Design News is part of the Informa Markets Division of Informa PLC

This site is operated by a business or businesses owned by Informa PLC and all copyright resides with them. Informa PLC's registered office is 5 Howick Place, London SW1P 1WG. Registered in England and Wales. Number 8860726.

Cartilage-like Gel Strong Enough for Artificial Knees

Feichen Yang cartilagegel (002).jpg
Duke researchers have developed gel-based synthetic cartilage that has the strength of the real thing. A quarter-sized disc of the material can withstand the weight of a 100-pound kettlebell without tearing or losing its shape.
Water-based material for potential medical use looks like Jell-O, but one drop can bear the weight of 100 pounds.

Human cartilage is a complex material—strong enough to take on a lot of weight but also flexible enough to cushion the impact on joints and stretch and twist in different directions.

This complexity is why researchers have been challenged to find a viable artificial alternative to cartilage in a lab. However, researchers at Duke University think they’ve come close with a new gel that can match both the strength and durability of the human material.

The material that the Duke team developed is a hydrogel—a material comprised of water-absorbing polymers—that’s similar to human cartilage in that it can withstand heavy loads and twists and turns without significant wear over time, said Ben Wiley, a Duke professor and materials scientist who co-led the work with fellow professor Ken Gall.

“We set out to make the first hydrogel that has the mechanical properties of cartilage,” Wiley said of the team’s goals for their project.

While cartilage is indeed tough, years of wear and tear—especially by athletes or those who engage in a lot of sports—is difficult to repair. Researchers imagine the gel can be used to replace damaged cartilage in people who need to replace cartilage around joints such as knees—or the entire joint itself—but who want to postpone serious surgery for as long as possible.

The new hydrogel researchers developed is comprised of two intertwined polymer networks. One is made of flexible strands similar to spaghetti, while the other is more rigid; both have negative charges along their length. The third element of the material is a meshwork of cellulose fibers that reinforce the other two materials.

“Only this combination of all three components is both flexible and stiff and therefore strong,” said Feichen Yang, one of the researchers on the project who earned a Ph.D. in chemistry in Wiley’s lab, in a press statement.

Like Jell-O, But Stronger

The material’s ability to work like cartilage is based on two key reactions to pressure.
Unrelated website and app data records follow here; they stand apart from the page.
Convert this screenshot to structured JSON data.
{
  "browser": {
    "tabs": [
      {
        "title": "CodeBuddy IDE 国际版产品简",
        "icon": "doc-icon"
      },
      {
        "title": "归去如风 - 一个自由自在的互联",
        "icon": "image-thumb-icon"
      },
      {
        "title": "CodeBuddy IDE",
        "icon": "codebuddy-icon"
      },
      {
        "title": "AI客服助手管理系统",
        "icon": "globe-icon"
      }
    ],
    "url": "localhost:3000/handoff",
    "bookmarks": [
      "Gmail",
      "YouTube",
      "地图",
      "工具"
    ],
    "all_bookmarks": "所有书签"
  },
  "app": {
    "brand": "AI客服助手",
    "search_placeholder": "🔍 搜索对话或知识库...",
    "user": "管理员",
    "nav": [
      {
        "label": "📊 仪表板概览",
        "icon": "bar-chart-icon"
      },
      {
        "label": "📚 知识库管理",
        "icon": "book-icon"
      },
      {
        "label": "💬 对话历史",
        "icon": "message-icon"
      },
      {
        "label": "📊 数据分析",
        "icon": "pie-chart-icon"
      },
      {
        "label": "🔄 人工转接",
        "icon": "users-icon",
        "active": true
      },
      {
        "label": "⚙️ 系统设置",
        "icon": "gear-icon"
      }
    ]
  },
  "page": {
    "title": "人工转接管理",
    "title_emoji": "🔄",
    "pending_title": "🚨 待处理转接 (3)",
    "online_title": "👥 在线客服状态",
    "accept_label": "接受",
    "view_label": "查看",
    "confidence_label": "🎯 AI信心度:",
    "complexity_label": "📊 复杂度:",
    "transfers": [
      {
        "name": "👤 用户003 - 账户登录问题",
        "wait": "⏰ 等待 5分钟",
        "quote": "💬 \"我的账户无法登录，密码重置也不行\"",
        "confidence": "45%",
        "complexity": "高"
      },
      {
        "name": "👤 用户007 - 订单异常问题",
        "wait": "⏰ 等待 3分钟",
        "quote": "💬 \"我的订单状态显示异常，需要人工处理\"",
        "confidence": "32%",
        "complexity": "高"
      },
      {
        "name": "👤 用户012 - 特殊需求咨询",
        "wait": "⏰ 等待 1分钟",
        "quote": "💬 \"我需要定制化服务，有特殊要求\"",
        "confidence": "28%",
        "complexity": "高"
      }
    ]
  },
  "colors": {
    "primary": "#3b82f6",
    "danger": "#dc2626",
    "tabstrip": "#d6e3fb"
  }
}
One is that when the gel is stretched, the cellulose fibers resist pulling and help to keep the material together.

Alternatively, when the hydrogel is squeezed, the negative charges along the rigid polymer chains repel each other and stick to water. This reaction helps the material return to its original shape.

In appearance, the material looks not dissimilar to Jell-O, though the popular dessert has nothing on the hydrogel in terms of strength. Even though the gel is 60 percent water, a disc the size of a quarter can handle about 100 pounds of weight without tearing or losing its shape.

The team published a paper on its work in the journal Advanced Functional Materials.

Researchers engaged in various tests to prove the material’s performance. In one, researchers subjected it to 100,000 cycles of repeat pulling, with surprising results, they said. The material was just as durable as porous titanium used for bone implants.

In another experiment, the team rubbed the new material against natural cartilage a million times. Results showed that the hydrogel’s surface is as wear-resistant as the real thing and four times more wear-resistant than synthetic cartilage implants currently approved by the FDA to be used in the big toe.

Though it will be at least another three years before lab tests can move to clinical trials, researchers plan to continue to develop the material. Their next step will be to create an implant they can test in sheep.

Elizabeth Montalbano is a freelance writer who has written about technology and culture for more than 20 years. She has lived and worked as a professional journalist in Phoenix, San Francisco, and New York City. In her free time, she enjoys surfing, traveling, music, yoga, and cooking. She currently resides in a village on the southwest coast of Portugal.

Hide comments


  • Allowed HTML tags: <em> <strong> <blockquote> <br> <p>

Plain text

  • No HTML tags allowed.
  • Web page addresses and e-mail addresses turn into links automatically.
  • Lines and paragraphs break automatically.